Cloisonné enamel art is being revived in Georgia

Georgian jewelry artists in the capital Tbilisi are reviving an ancient technique of cloisonné enamel art called minankari.

The art form, which was abandoned at the end of the 15th century, has in the last two decades seen a gradual comeback as local artists once again create works through the opulent art form.

Today it is a growing artistic movement in the country. Cloisonné enamel unites European, Georgian, and East Asian design influences.

Thea Gurgenidze has gained fame in Georgia for her work as a minankari artist. She says the artistic process has seen little change over time.

“Today our methods of creation are almost exactly the same as they were between the 8th and 15th centuries,” Gurgenidze told Reuters Television.

“The technique has been simplified, but of course, it is still hand-made. We are using modern tools, for example instead of the old technique of polishing with stone we use sandpaper.”

Gurgenidze, alongside other prominent Georgian craftsmen, works at a studio in an enamel gallery called Ornament.

The gallery also houses a school, which passes on the intricate trade to students from all over the world.

Vibrant colors of jewels, icons, or paintings are all made by inlaying enamel onto copper, silver, or gold.
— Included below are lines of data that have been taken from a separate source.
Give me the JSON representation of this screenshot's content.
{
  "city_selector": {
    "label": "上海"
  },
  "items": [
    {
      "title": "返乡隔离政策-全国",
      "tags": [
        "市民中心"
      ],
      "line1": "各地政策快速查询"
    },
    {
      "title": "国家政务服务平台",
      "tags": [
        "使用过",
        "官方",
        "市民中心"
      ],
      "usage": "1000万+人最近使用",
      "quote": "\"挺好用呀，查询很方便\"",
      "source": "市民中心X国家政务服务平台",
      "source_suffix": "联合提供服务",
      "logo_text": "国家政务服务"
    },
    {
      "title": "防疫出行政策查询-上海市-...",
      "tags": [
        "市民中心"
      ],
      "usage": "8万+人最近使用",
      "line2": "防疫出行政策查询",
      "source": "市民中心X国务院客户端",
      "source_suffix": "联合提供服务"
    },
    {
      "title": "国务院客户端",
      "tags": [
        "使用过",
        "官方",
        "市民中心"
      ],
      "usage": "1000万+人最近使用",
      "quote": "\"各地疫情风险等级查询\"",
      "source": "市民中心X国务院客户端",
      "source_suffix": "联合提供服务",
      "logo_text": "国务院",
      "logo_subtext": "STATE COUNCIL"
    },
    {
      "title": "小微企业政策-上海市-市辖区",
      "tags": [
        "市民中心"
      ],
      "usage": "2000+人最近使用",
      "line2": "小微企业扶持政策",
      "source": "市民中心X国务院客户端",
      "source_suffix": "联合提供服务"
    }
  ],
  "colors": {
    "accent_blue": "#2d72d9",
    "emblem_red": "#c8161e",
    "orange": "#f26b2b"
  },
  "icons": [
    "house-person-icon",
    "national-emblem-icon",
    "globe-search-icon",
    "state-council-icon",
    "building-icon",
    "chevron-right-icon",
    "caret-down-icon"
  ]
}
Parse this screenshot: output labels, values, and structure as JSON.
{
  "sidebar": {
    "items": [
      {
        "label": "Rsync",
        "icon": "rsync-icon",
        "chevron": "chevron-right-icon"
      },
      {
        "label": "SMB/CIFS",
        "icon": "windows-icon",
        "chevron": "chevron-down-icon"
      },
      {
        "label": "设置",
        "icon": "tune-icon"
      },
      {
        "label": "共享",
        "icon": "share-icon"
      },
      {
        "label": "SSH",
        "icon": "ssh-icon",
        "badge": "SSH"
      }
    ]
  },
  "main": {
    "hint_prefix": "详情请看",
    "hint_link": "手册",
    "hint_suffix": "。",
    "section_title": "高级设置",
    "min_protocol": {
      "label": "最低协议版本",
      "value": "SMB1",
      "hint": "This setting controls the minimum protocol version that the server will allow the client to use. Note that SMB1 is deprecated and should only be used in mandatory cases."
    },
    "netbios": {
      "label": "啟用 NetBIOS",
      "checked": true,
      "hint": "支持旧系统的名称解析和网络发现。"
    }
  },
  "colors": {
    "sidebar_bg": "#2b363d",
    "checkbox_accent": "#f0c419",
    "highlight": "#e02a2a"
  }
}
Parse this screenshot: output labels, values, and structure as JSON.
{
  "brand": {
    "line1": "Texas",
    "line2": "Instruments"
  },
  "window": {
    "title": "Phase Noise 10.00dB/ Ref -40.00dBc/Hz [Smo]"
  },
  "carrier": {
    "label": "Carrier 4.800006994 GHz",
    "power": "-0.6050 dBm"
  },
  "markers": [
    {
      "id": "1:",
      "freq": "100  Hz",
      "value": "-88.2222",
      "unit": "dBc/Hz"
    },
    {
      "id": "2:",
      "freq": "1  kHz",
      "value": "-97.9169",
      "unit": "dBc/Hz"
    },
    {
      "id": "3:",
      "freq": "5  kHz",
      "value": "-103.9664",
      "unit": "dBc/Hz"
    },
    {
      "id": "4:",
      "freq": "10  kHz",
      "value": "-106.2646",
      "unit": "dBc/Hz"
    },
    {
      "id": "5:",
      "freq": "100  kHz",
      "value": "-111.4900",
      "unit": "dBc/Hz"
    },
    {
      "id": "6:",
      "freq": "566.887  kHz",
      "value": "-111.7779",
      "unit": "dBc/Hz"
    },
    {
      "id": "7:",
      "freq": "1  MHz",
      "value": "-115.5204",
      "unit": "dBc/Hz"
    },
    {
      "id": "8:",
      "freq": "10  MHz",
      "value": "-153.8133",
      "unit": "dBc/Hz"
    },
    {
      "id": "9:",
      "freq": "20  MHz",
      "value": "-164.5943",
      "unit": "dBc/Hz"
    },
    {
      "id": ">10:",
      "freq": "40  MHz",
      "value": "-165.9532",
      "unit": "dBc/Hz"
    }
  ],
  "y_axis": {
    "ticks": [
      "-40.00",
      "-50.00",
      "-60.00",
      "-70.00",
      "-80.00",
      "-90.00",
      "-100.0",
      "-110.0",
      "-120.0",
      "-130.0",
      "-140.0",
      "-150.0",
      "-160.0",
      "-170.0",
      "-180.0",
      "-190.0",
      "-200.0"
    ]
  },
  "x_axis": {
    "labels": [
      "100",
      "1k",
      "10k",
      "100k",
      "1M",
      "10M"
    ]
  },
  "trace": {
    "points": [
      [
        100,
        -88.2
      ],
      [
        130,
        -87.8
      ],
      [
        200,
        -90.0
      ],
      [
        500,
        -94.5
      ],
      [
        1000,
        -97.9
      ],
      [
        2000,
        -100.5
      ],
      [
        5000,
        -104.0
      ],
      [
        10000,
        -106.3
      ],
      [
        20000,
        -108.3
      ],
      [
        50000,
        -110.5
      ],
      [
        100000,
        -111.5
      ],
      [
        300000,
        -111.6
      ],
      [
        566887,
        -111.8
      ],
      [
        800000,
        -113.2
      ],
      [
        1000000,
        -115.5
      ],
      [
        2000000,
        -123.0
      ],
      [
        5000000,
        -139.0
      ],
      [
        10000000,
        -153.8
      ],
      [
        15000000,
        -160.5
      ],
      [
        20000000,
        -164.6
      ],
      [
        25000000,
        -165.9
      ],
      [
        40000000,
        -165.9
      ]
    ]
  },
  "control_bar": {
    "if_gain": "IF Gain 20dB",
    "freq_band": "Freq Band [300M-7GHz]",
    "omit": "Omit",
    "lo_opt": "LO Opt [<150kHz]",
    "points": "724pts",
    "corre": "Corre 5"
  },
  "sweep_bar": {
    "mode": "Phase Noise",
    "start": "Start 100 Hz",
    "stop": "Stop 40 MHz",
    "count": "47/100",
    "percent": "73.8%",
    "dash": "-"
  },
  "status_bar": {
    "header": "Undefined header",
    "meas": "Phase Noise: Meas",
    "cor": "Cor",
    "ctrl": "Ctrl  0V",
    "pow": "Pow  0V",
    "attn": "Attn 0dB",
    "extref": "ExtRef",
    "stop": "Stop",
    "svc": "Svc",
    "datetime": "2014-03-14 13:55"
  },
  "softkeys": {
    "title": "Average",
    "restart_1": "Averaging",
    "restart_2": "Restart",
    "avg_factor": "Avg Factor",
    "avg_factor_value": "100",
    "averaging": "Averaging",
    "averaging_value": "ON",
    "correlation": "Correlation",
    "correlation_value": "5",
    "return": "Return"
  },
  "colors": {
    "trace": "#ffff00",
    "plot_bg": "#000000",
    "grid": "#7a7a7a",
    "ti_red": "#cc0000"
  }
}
The thin glassy coating is obtained by melting the glass powders of various metals with impurities which give different colors to the pieces. Some of the pieces are exact copies of ancient designs, says Gurgenidze.

“This is called ‘kvevri’,” said Gurgenidze, holding up a traditional wine jar. “It is one of the more complex designs. A week of learning is not enough to create such a piece. It could take months to learn the processes. Its shape is what makes it more difficult to make because it has several parts.”

Minankari has high artistic value and Georgian cloisonné is particularly recognized in the art form.
Although some of the best samples of minankari are housed inside Russia’s Hermitage, New York’s Metropolitan Museum of Art and amid private collections, several shops in Tbilisi sell affordable, handmade jewelry made by local craftsmen, which are very popular amongst tourists.